= Work to complete =
Return a copy of each line in the listing that includes the word "battery".

───

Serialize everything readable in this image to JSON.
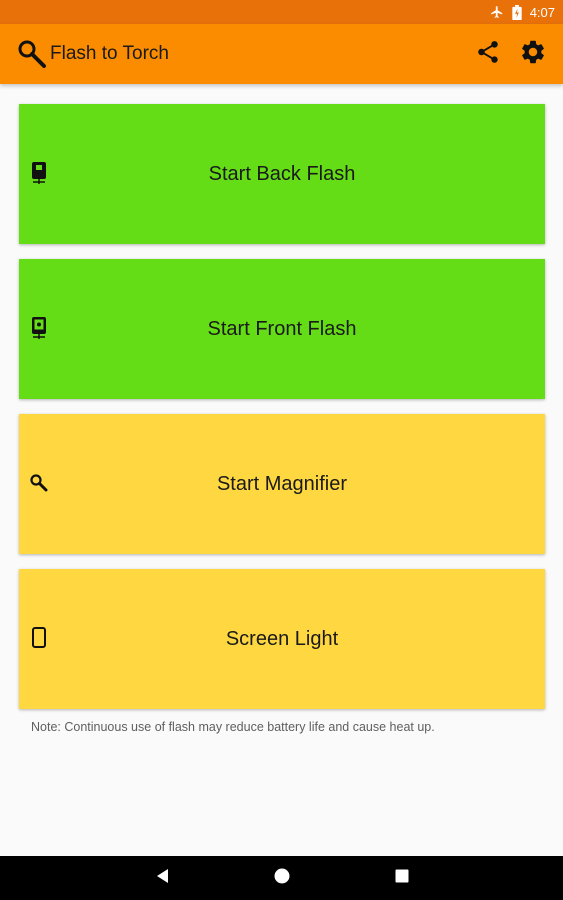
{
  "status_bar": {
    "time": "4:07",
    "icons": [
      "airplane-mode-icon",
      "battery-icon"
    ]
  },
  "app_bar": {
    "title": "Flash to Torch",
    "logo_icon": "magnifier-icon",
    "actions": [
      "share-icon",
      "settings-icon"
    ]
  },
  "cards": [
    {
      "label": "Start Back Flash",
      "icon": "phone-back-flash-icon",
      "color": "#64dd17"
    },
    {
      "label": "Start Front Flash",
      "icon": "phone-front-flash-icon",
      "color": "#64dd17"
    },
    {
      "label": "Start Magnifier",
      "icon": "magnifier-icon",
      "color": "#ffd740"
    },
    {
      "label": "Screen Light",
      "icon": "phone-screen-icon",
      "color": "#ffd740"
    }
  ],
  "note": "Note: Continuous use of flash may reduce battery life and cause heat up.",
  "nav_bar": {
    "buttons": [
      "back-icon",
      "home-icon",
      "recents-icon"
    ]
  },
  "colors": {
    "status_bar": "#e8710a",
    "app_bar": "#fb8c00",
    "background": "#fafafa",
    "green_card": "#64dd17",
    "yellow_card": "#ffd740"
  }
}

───

= Answer for the task =
      "battery-icon"
  "note": "Note: Continuous use of flash may reduce battery life and cause heat up.",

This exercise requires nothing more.